## Assignment
Each line of the data below that contains "title" must be copied.

## Website and app data records
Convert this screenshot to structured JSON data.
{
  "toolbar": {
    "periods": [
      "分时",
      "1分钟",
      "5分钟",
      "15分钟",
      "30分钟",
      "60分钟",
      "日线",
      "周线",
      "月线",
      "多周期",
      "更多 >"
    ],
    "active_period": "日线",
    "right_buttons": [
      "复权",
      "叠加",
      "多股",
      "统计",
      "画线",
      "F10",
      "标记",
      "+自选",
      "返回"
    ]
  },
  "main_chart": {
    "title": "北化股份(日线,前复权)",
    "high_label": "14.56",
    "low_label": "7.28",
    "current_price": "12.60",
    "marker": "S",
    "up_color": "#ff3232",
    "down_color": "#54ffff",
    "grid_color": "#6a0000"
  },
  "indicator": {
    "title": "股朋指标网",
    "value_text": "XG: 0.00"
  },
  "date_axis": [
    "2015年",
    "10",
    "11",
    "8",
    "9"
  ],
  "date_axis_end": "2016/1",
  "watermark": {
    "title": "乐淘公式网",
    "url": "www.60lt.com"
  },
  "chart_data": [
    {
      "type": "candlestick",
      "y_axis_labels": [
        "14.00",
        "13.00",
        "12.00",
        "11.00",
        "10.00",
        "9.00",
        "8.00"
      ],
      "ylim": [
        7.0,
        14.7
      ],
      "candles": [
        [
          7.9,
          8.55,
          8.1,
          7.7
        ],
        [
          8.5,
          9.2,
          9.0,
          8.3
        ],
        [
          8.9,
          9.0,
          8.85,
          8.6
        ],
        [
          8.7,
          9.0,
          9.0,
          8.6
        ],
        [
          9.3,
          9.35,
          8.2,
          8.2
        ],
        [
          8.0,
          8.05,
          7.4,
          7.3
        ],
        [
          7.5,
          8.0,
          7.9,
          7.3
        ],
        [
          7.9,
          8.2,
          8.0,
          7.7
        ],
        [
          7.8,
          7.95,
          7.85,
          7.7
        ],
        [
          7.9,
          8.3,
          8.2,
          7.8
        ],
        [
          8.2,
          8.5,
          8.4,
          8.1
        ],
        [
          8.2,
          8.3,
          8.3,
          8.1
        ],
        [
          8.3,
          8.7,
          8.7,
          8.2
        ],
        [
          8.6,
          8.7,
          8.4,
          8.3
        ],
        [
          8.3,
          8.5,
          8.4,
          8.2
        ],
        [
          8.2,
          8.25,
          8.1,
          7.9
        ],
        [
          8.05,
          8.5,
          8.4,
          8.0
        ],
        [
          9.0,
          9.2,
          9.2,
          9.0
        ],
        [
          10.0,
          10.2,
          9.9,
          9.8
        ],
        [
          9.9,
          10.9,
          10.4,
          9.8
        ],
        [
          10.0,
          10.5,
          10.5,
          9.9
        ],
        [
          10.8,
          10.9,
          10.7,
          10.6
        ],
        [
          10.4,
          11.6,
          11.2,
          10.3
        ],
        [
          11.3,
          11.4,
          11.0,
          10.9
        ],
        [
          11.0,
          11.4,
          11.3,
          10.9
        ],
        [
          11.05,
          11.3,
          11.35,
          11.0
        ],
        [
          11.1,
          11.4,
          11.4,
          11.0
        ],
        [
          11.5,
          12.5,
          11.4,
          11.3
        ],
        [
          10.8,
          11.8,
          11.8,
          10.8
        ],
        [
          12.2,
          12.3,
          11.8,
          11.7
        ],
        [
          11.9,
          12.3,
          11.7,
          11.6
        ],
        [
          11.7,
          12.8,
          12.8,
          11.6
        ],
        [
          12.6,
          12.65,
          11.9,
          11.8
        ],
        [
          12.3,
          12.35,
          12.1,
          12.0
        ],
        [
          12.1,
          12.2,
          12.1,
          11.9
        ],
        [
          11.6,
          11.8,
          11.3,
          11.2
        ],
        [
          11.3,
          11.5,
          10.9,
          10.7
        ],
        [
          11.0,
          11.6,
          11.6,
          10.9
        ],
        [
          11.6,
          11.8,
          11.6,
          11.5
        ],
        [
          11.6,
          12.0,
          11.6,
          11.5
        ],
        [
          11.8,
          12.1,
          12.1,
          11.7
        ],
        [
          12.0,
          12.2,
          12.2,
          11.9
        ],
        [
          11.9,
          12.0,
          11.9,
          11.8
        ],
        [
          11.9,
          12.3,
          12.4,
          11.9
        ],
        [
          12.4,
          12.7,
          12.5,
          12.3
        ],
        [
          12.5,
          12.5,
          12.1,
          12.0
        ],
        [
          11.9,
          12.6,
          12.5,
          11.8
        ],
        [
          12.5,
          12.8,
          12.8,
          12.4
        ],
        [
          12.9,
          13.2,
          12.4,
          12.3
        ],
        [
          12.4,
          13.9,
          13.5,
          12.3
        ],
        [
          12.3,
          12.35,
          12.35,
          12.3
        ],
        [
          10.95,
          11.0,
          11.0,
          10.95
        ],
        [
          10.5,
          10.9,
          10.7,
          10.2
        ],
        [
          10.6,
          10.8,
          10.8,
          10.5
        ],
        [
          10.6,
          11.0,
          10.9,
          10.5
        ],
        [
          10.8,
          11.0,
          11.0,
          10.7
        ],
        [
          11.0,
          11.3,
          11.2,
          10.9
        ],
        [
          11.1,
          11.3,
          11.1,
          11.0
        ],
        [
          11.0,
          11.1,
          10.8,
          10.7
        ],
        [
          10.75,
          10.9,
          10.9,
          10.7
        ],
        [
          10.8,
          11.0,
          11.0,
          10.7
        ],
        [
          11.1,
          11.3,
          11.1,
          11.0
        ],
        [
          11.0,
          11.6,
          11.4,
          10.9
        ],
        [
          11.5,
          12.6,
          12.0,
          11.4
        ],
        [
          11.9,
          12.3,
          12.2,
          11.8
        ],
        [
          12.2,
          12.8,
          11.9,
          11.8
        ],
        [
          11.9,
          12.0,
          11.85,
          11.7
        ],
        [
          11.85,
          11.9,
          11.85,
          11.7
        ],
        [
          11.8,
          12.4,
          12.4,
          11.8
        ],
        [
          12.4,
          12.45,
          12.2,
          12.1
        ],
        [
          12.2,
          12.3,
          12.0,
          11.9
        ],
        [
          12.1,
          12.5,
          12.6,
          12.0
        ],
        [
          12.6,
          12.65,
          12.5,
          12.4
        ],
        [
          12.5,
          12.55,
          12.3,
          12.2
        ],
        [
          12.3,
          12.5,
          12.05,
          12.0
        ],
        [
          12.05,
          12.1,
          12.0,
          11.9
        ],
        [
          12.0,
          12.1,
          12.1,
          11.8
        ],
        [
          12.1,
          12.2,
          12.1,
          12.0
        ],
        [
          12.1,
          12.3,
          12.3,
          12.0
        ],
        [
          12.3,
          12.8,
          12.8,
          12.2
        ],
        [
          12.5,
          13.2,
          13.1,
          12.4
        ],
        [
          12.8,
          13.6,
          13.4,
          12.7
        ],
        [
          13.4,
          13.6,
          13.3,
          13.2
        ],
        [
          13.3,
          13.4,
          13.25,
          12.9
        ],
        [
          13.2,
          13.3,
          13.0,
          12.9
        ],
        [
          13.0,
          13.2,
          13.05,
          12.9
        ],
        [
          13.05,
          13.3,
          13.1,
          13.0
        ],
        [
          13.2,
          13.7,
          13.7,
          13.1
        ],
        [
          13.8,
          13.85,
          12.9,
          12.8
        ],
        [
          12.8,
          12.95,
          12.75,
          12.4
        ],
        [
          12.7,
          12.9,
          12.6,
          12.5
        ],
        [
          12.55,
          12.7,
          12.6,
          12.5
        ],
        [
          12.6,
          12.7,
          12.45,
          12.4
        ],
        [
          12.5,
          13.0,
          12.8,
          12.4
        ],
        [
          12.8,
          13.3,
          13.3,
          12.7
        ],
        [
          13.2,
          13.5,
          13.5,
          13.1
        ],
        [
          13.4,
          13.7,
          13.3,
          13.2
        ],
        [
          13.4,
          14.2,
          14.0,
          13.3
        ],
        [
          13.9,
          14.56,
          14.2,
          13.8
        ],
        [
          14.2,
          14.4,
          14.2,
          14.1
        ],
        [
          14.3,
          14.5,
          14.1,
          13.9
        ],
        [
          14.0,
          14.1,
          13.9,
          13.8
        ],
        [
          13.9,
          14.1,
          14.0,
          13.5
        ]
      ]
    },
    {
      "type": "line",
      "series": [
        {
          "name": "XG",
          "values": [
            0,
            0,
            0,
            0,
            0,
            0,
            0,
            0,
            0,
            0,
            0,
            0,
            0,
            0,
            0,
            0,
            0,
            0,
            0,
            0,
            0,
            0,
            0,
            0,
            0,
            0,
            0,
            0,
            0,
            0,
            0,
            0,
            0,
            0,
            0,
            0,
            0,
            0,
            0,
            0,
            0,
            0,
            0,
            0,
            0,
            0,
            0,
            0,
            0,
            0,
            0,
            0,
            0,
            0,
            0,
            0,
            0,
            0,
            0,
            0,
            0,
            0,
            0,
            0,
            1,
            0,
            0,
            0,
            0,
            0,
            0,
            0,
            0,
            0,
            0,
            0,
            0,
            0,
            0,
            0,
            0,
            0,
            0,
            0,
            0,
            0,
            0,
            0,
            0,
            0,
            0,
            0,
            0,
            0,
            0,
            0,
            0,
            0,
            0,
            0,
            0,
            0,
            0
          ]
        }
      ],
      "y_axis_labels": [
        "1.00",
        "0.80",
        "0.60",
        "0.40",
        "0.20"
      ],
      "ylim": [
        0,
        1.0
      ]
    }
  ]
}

## Solution to this exercise
    "title": "北化股份(日线,前复权)",
    "title": "股朋指标网",
    "title": "乐淘公式网",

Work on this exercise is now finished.